(Data records)
━━━━━━

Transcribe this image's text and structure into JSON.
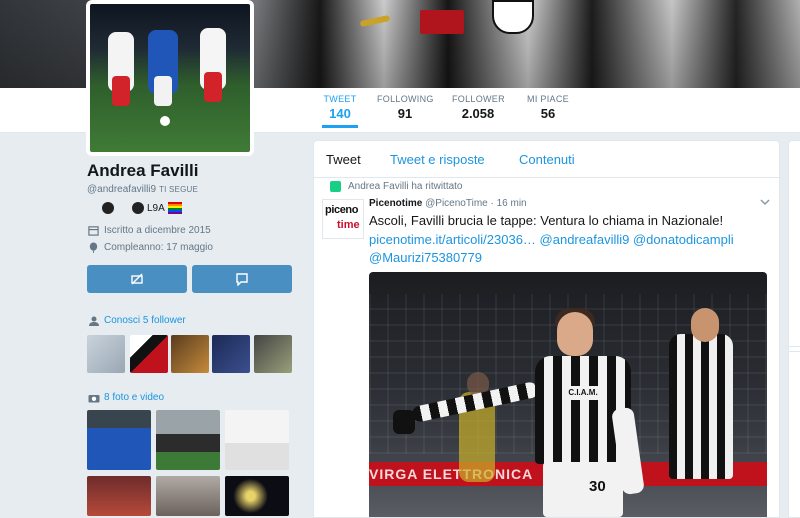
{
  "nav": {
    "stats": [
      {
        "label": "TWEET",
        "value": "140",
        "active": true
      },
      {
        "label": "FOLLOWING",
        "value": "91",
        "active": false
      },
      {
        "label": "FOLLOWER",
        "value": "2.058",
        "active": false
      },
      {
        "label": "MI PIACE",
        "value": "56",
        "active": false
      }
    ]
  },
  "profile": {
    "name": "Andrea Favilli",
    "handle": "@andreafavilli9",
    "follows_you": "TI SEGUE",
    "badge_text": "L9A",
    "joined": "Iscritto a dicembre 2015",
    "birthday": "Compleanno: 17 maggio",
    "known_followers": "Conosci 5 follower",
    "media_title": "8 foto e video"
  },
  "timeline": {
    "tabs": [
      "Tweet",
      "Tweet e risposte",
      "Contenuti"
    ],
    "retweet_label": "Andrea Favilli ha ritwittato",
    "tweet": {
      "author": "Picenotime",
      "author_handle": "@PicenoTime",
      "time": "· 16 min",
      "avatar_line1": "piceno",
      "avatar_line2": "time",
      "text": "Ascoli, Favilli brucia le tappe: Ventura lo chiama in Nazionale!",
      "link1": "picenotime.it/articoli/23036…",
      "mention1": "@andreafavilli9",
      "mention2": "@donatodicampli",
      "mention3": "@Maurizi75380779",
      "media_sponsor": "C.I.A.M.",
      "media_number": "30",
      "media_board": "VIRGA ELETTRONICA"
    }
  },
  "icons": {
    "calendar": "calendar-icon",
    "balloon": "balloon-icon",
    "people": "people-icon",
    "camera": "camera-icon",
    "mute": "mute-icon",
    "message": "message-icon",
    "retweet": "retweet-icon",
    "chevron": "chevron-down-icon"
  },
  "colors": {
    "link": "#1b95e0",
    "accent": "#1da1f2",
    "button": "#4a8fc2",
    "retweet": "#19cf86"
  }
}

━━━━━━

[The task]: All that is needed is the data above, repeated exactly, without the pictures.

[Answer area]:
Transcribe this image's text and structure into JSON.
{
  "nav": {
    "stats": [
      {
        "label": "TWEET",
        "value": "140",
        "active": true
      },
      {
        "label": "FOLLOWING",
        "value": "91",
        "active": false
      },
      {
        "label": "FOLLOWER",
        "value": "2.058",
        "active": false
      },
      {
        "label": "MI PIACE",
        "value": "56",
        "active": false
      }
    ]
  },
  "profile": {
    "name": "Andrea Favilli",
    "handle": "@andreafavilli9",
    "follows_you": "TI SEGUE",
    "badge_text": "L9A",
    "joined": "Iscritto a dicembre 2015",
    "birthday": "Compleanno: 17 maggio",
    "known_followers": "Conosci 5 follower",
    "media_title": "8 foto e video"
  },
  "timeline": {
    "tabs": [
      "Tweet",
      "Tweet e risposte",
      "Contenuti"
    ],
    "retweet_label": "Andrea Favilli ha ritwittato",
    "tweet": {
      "author": "Picenotime",
      "author_handle": "@PicenoTime",
      "time": "· 16 min",
      "avatar_line1": "piceno",
      "avatar_line2": "time",
      "text": "Ascoli, Favilli brucia le tappe: Ventura lo chiama in Nazionale!",
      "link1": "picenotime.it/articoli/23036…",
      "mention1": "@andreafavilli9",
      "mention2": "@donatodicampli",
      "mention3": "@Maurizi75380779",
      "media_sponsor": "C.I.A.M.",
      "media_number": "30",
      "media_board": "VIRGA ELETTRONICA"
    }
  },
  "icons": {
    "calendar": "calendar-icon",
    "balloon": "balloon-icon",
    "people": "people-icon",
    "camera": "camera-icon",
    "mute": "mute-icon",
    "message": "message-icon",
    "retweet": "retweet-icon",
    "chevron": "chevron-down-icon"
  },
  "colors": {
    "link": "#1b95e0",
    "accent": "#1da1f2",
    "button": "#4a8fc2",
    "retweet": "#19cf86"
  }
}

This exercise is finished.